* **WHAT TO WORK ON**
Output every record precisely.

* **INFORMATION PROVIDED**
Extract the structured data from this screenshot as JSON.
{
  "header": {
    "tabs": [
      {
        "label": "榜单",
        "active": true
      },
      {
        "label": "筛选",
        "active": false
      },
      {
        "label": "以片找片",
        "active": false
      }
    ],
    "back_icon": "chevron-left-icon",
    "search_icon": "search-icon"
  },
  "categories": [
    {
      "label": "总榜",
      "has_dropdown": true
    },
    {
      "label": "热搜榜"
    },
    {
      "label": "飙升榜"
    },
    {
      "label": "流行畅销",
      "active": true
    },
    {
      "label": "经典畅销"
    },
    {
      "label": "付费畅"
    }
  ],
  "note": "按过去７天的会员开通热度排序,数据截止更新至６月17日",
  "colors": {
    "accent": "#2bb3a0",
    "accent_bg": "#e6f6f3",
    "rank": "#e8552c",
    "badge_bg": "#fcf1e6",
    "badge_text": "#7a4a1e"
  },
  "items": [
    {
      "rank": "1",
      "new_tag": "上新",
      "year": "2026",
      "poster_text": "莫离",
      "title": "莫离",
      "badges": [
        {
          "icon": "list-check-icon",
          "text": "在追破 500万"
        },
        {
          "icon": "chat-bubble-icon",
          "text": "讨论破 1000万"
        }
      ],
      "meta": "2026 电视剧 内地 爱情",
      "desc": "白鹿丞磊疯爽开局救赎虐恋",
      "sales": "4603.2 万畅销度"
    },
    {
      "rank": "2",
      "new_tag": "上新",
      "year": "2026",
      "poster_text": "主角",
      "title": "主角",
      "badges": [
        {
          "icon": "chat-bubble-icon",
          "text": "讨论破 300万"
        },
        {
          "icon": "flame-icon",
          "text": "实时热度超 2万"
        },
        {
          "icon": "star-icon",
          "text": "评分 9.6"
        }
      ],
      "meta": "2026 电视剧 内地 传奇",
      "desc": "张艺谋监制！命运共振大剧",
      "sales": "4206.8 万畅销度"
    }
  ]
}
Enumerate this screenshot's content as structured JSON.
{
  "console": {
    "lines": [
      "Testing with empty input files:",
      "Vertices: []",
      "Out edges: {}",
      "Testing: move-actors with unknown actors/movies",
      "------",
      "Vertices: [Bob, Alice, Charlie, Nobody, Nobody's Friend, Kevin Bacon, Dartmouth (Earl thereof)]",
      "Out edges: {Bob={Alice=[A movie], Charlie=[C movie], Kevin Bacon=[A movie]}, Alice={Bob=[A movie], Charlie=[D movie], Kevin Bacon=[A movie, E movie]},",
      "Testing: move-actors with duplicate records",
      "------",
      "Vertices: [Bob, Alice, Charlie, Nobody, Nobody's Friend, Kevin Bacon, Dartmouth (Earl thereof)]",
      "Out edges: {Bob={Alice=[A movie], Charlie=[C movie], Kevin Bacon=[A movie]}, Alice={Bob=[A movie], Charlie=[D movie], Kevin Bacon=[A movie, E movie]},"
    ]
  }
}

* **REPLY**
Extract the structured data from this screenshot as JSON.
{
  "header": {
    "tabs": [
      {
        "label": "榜单",
        "active": true
      },
      {
        "label": "筛选",
        "active": false
      },
      {
        "label": "以片找片",
        "active": false
      }
    ],
    "back_icon": "chevron-left-icon",
    "search_icon": "search-icon"
  },
  "categories": [
    {
      "label": "总榜",
      "has_dropdown": true
    },
    {
      "label": "热搜榜"
    },
    {
      "label": "飙升榜"
    },
    {
      "label": "流行畅销",
      "active": true
    },
    {
      "label": "经典畅销"
    },
    {
      "label": "付费畅"
    }
  ],
  "note": "按过去７天的会员开通热度排序,数据截止更新至６月17日",
  "colors": {
    "accent": "#2bb3a0",
    "accent_bg": "#e6f6f3",
    "rank": "#e8552c",
    "badge_bg": "#fcf1e6",
    "badge_text": "#7a4a1e"
  },
  "items": [
    {
      "rank": "1",
      "new_tag": "上新",
      "year": "2026",
      "poster_text": "莫离",
      "title": "莫离",
      "badges": [
        {
          "icon": "list-check-icon",
          "text": "在追破 500万"
        },
        {
          "icon": "chat-bubble-icon",
          "text": "讨论破 1000万"
        }
      ],
      "meta": "2026 电视剧 内地 爱情",
      "desc": "白鹿丞磊疯爽开局救赎虐恋",
      "sales": "4603.2 万畅销度"
    },
    {
      "rank": "2",
      "new_tag": "上新",
      "year": "2026",
      "poster_text": "主角",
      "title": "主角",
      "badges": [
        {
          "icon": "chat-bubble-icon",
          "text": "讨论破 300万"
        },
        {
          "icon": "flame-icon",
          "text": "实时热度超 2万"
        },
        {
          "icon": "star-icon",
          "text": "评分 9.6"
        }
      ],
      "meta": "2026 电视剧 内地 传奇",
      "desc": "张艺谋监制！命运共振大剧",
      "sales": "4206.8 万畅销度"
    }
  ]
}
Enumerate this screenshot's content as structured JSON.
{
  "console": {
    "lines": [
      "Testing with empty input files:",
      "Vertices: []",
      "Out edges: {}",
      "Testing: move-actors with unknown actors/movies",
      "------",
      "Vertices: [Bob, Alice, Charlie, Nobody, Nobody's Friend, Kevin Bacon, Dartmouth (Earl thereof)]",
      "Out edges: {Bob={Alice=[A movie], Charlie=[C movie], Kevin Bacon=[A movie]}, Alice={Bob=[A movie], Charlie=[D movie], Kevin Bacon=[A movie, E movie]},",
      "Testing: move-actors with duplicate records",
      "------",
      "Vertices: [Bob, Alice, Charlie, Nobody, Nobody's Friend, Kevin Bacon, Dartmouth (Earl thereof)]",
      "Out edges: {Bob={Alice=[A movie], Charlie=[C movie], Kevin Bacon=[A movie]}, Alice={Bob=[A movie], Charlie=[D movie], Kevin Bacon=[A movie, E movie]},"
    ]
  }
}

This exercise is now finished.